• **Problem requirements**:
From the data below, copy out every line in which the word "JSON" occurs.

(Data records for software interfaces)
──────────────────────────────

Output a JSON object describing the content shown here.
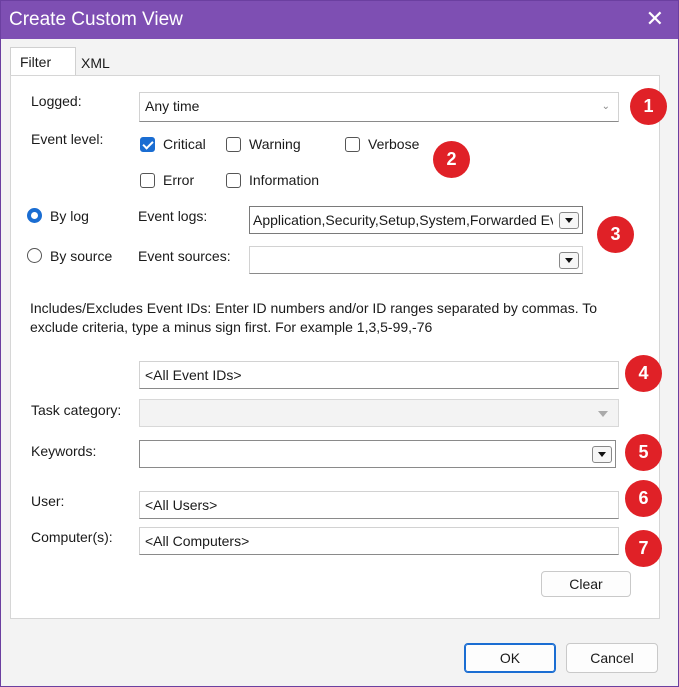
{
  "window": {
    "title": "Create Custom View"
  },
  "tabs": [
    {
      "label": "Filter"
    },
    {
      "label": "XML"
    }
  ],
  "filter": {
    "logged": {
      "label": "Logged:",
      "value": "Any time"
    },
    "event_level": {
      "label": "Event level:",
      "critical": "Critical",
      "warning": "Warning",
      "verbose": "Verbose",
      "error": "Error",
      "information": "Information"
    },
    "by_log": "By log",
    "by_source": "By source",
    "event_logs": {
      "label": "Event logs:",
      "value": "Application,Security,Setup,System,Forwarded Ev"
    },
    "event_sources": {
      "label": "Event sources:",
      "value": ""
    },
    "info_text": "Includes/Excludes Event IDs: Enter ID numbers and/or ID ranges separated by commas. To exclude criteria, type a minus sign first. For example 1,3,5-99,-76",
    "event_ids": {
      "value": "<All Event IDs>"
    },
    "task_category": {
      "label": "Task category:",
      "value": ""
    },
    "keywords": {
      "label": "Keywords:",
      "value": ""
    },
    "user": {
      "label": "User:",
      "value": "<All Users>"
    },
    "computers": {
      "label": "Computer(s):",
      "value": "<All Computers>"
    },
    "clear": "Clear"
  },
  "badges": [
    "1",
    "2",
    "3",
    "4",
    "5",
    "6",
    "7"
  ],
  "footer": {
    "ok": "OK",
    "cancel": "Cancel"
  },
  "colors": {
    "titlebar": "#7e4fb3",
    "badge": "#e02127",
    "accent": "#1a6dd2"
  }
}
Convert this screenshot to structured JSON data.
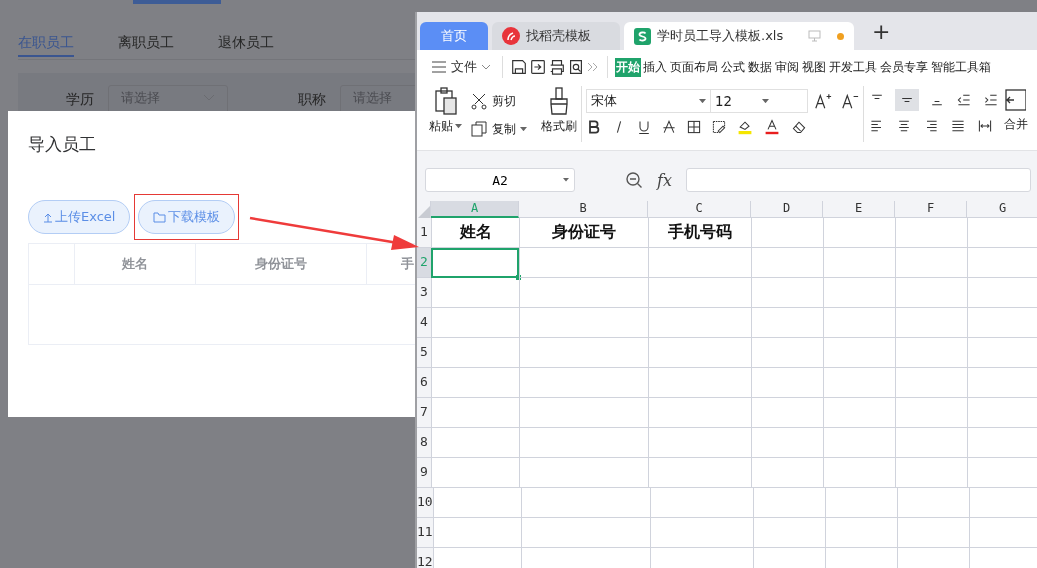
{
  "background_page": {
    "tabs": [
      {
        "label": "在职员工",
        "selected": true
      },
      {
        "label": "离职员工",
        "selected": false
      },
      {
        "label": "退休员工",
        "selected": false
      }
    ],
    "filters": [
      {
        "label": "学历",
        "placeholder": "请选择"
      },
      {
        "label": "职称",
        "placeholder": "请选择"
      }
    ]
  },
  "dialog": {
    "title": "导入员工",
    "buttons": [
      {
        "label": "上传Excel",
        "kind": "upload",
        "highlighted": false
      },
      {
        "label": "下载模板",
        "kind": "folder",
        "highlighted": true
      }
    ],
    "table": {
      "columns": [
        "姓名",
        "身份证号",
        "手"
      ]
    }
  },
  "spreadsheet_window": {
    "tabs": [
      {
        "label": "首页",
        "kind": "home",
        "selected": false
      },
      {
        "label": "找稻壳模板",
        "kind": "template",
        "selected": false
      },
      {
        "label": "学时员工导入模板.xls",
        "kind": "file",
        "selected": true,
        "unsaved": true
      }
    ],
    "new_tab": "+",
    "file_menu": "文件",
    "menu_tabs": [
      {
        "label": "开始",
        "selected": true
      },
      {
        "label": "插入",
        "selected": false
      },
      {
        "label": "页面布局",
        "selected": false
      },
      {
        "label": "公式",
        "selected": false
      },
      {
        "label": "数据",
        "selected": false
      },
      {
        "label": "审阅",
        "selected": false
      },
      {
        "label": "视图",
        "selected": false
      },
      {
        "label": "开发工具",
        "selected": false
      },
      {
        "label": "会员专享",
        "selected": false
      },
      {
        "label": "智能工具箱",
        "selected": false
      }
    ],
    "ribbon": {
      "paste": "粘贴",
      "cut": "剪切",
      "copy": "复制",
      "format_painter": "格式刷",
      "font": "宋体",
      "font_size": "12",
      "merge": "合并"
    },
    "name_box": "A2",
    "formula_label": "fx",
    "sheet": {
      "columns": [
        {
          "label": "A",
          "selected": true
        },
        {
          "label": "B",
          "selected": false
        },
        {
          "label": "C",
          "selected": false
        },
        {
          "label": "D",
          "selected": false
        },
        {
          "label": "E",
          "selected": false
        },
        {
          "label": "F",
          "selected": false
        },
        {
          "label": "G",
          "selected": false
        }
      ],
      "rows": [
        {
          "label": "1",
          "selected": false,
          "cells": [
            "姓名",
            "身份证号",
            "手机号码"
          ]
        },
        {
          "label": "2",
          "selected": true
        },
        {
          "label": "3",
          "selected": false
        },
        {
          "label": "4",
          "selected": false
        },
        {
          "label": "5",
          "selected": false
        },
        {
          "label": "6",
          "selected": false
        },
        {
          "label": "7",
          "selected": false
        },
        {
          "label": "8",
          "selected": false
        },
        {
          "label": "9",
          "selected": false
        },
        {
          "label": "10",
          "selected": false
        },
        {
          "label": "11",
          "selected": false
        },
        {
          "label": "12",
          "selected": false
        }
      ]
    }
  }
}
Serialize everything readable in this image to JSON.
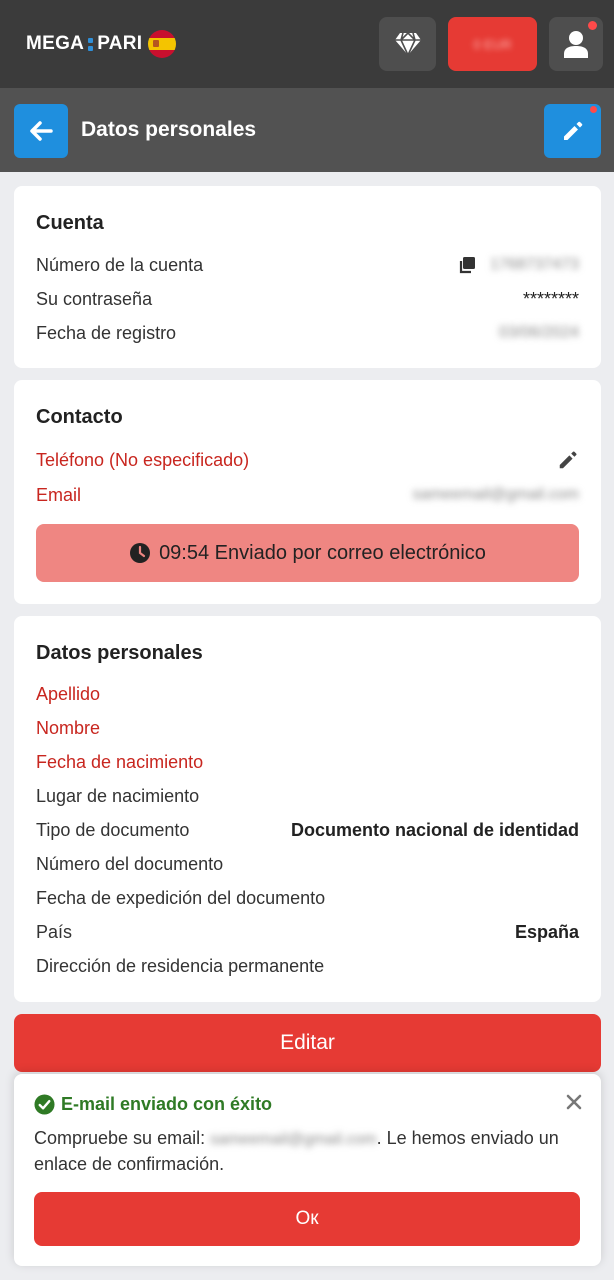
{
  "header": {
    "logo_left": "MEGA",
    "logo_right": "PARI",
    "balance": "0 EUR"
  },
  "subheader": {
    "title": "Datos personales"
  },
  "account": {
    "title": "Cuenta",
    "rows": [
      {
        "label": "Número de la cuenta",
        "value": "1768737473"
      },
      {
        "label": "Su contraseña",
        "value": "********"
      },
      {
        "label": "Fecha de registro",
        "value": "03/06/2024"
      }
    ]
  },
  "contact": {
    "title": "Contacto",
    "phone_label": "Teléfono (No especificado)",
    "email_label": "Email",
    "email_value": "sameemail@gmail.com",
    "sent_text": "09:54 Enviado por correo electrónico"
  },
  "personal": {
    "title": "Datos personales",
    "rows": [
      {
        "label": "Apellido",
        "value": ""
      },
      {
        "label": "Nombre",
        "value": ""
      },
      {
        "label": "Fecha de nacimiento",
        "value": ""
      },
      {
        "label": "Lugar de nacimiento",
        "value": ""
      },
      {
        "label": "Tipo de documento",
        "value": "Documento nacional de identidad"
      },
      {
        "label": "Número del documento",
        "value": ""
      },
      {
        "label": "Fecha de expedición del documento",
        "value": ""
      },
      {
        "label": "País",
        "value": "España"
      },
      {
        "label": "Dirección de residencia permanente",
        "value": ""
      }
    ]
  },
  "edit_button": "Editar",
  "toast": {
    "title": "E-mail enviado con éxito",
    "msg_before": "Compruebe su email: ",
    "msg_email": "sameemail@gmail.com",
    "msg_after": ". Le hemos enviado un enlace de confirmación.",
    "ok_label": "Ок"
  },
  "colors": {
    "accent_red": "#e63a34",
    "accent_blue": "#1f8fde",
    "required_red": "#c8261f",
    "success_green": "#2f7a25"
  }
}
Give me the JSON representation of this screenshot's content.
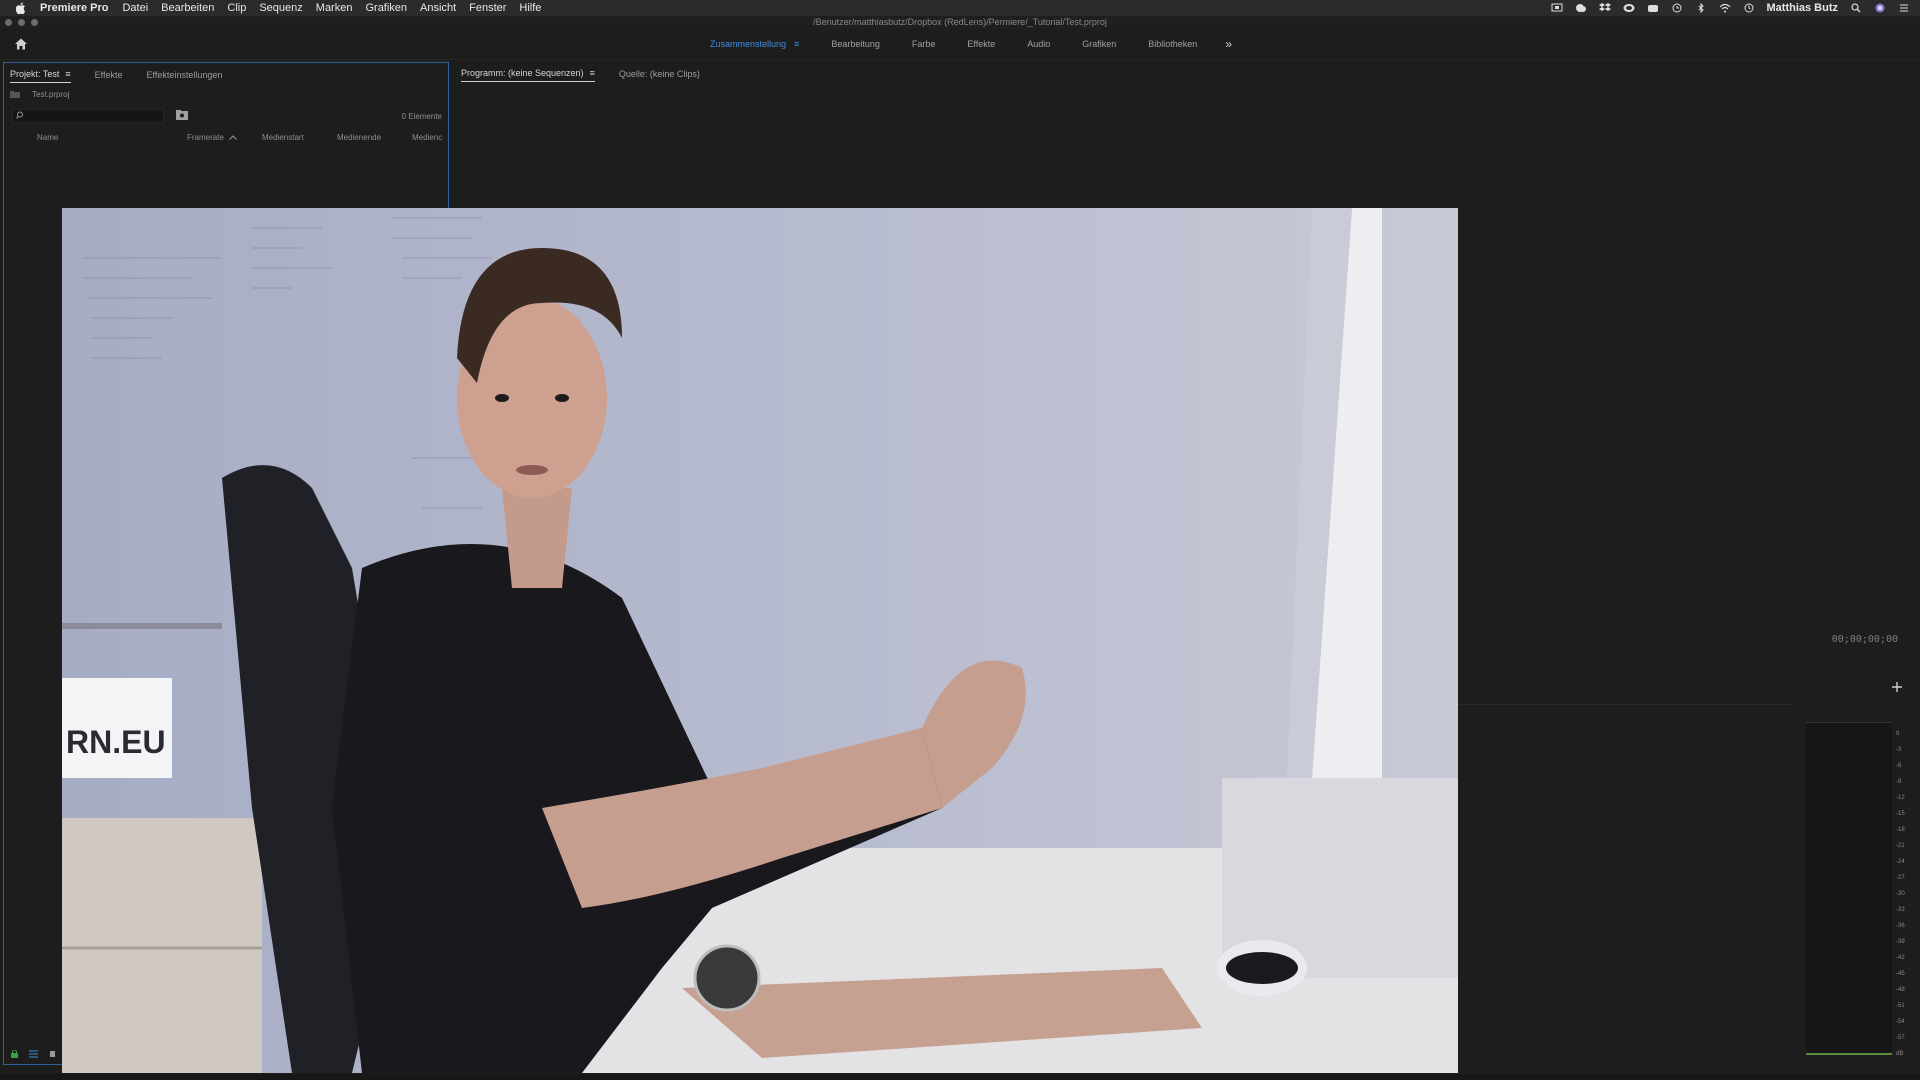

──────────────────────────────

• **Your response**:
Output a JSON object describing the content shown here.
Convert this screenshot to structured JSON data.
Serialize everything readable in this image to JSON.
Give me the JSON representation of this screenshot's content.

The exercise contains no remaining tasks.